- Run the security scans on your device on a regular basis
If your device becomes infected, then disconnect from any network and the internet straight away and seek professional advice.
As always, our usual reminder to regularly back up your data to a separate location to where the source data is held. If your security is breached and your data is corrupted or held to ransom, at least you can restore and return to business as usual as soon as possible.
If you have any questions on your device security, then do not hesitate to call our IT-tech team at HCA.
Autumn Budget 2017
The Chancellor of the Exchequer, Philip Hammond, has announced that the government will publish its Autumn Budget on Wednesday 22 November 2017.
As always, there are many stories being circulated based on thoughts, theories and possibly leaked content.
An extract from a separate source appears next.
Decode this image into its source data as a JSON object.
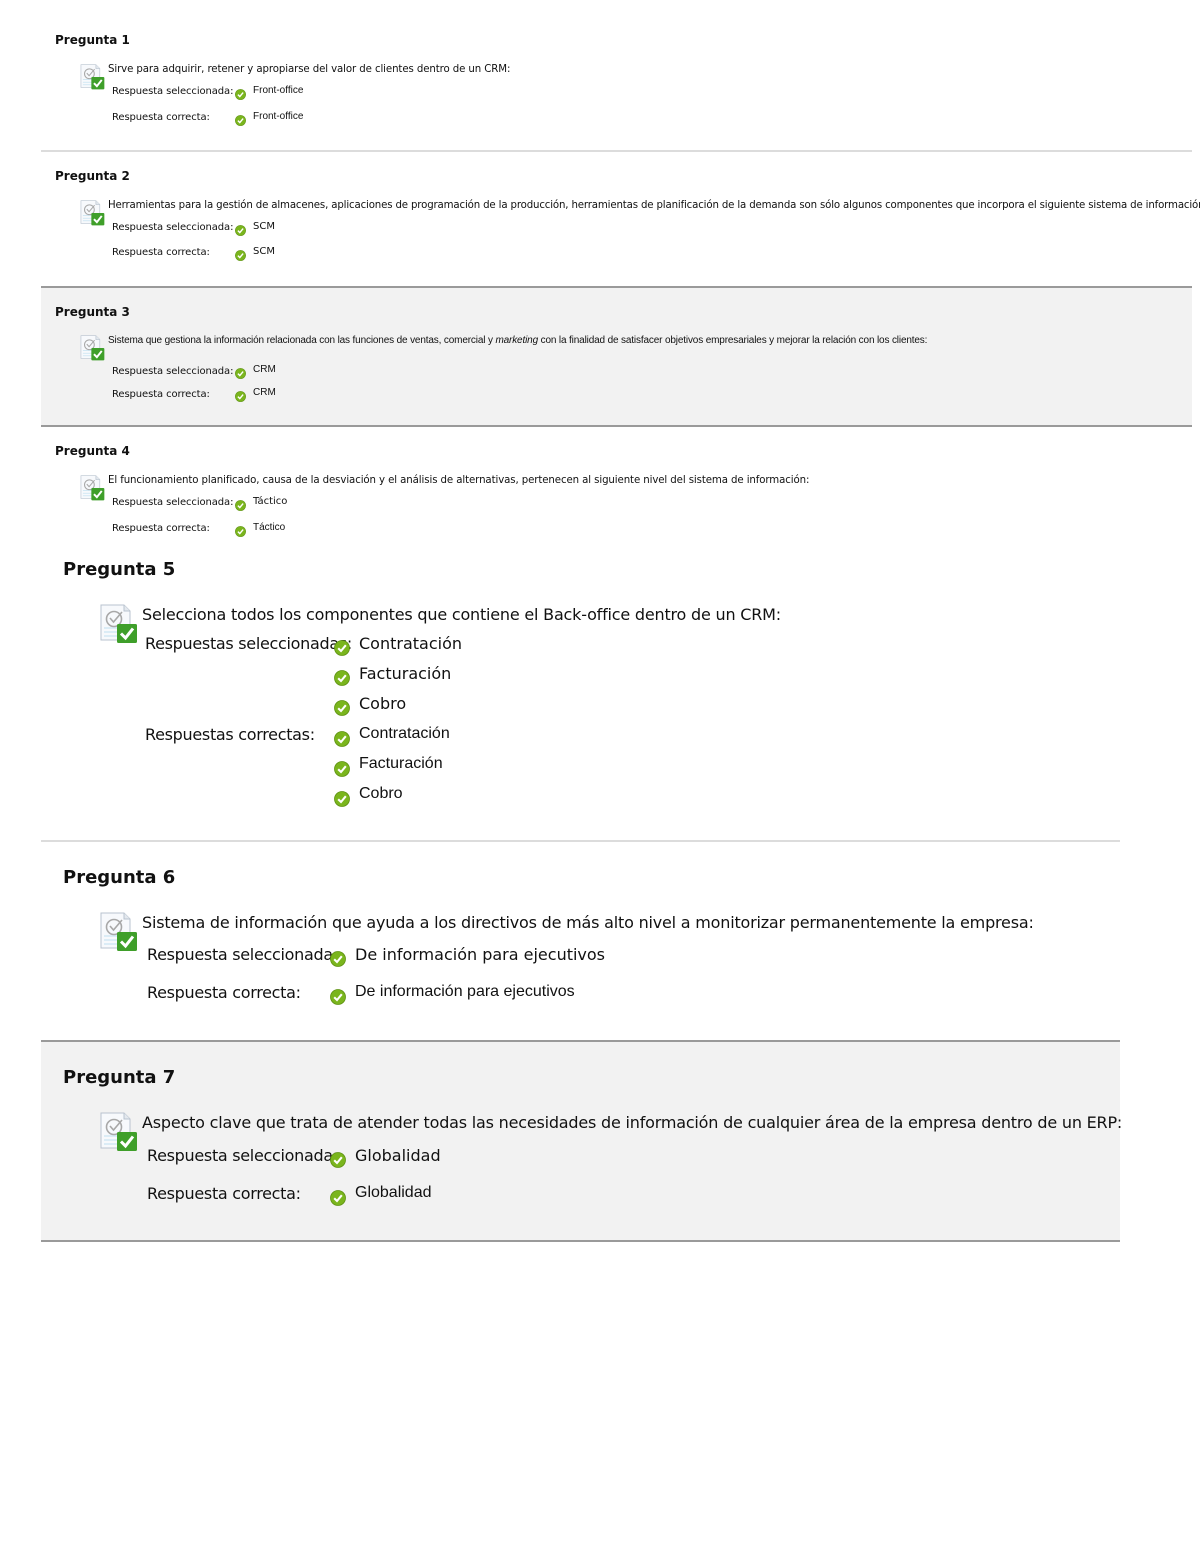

However, we won’t really know until the day what announcements will be made.
Keep up to date with announcements at https://www.gov.uk/government/topical-events/autumn-budget-2017 We will look to share some thoughts after the budget and of course via social media (Twitter and Facebook).
Protect your pension – don’t be next
With Auto Enrolment and the workplace pension regulations, then setting up pension scheme has been and continues to be a consideration for many employers and individuals.
Scammers are after your pension pot. They know you can now access your savings in new ways and will try to lure you with promises of upfront cash and one-off 'deals' with guaranteed high returns.
Learn how to spot the signs and give yourself the best possible protection against pension predators by following the five-step guide produced by the Pensions Regulator.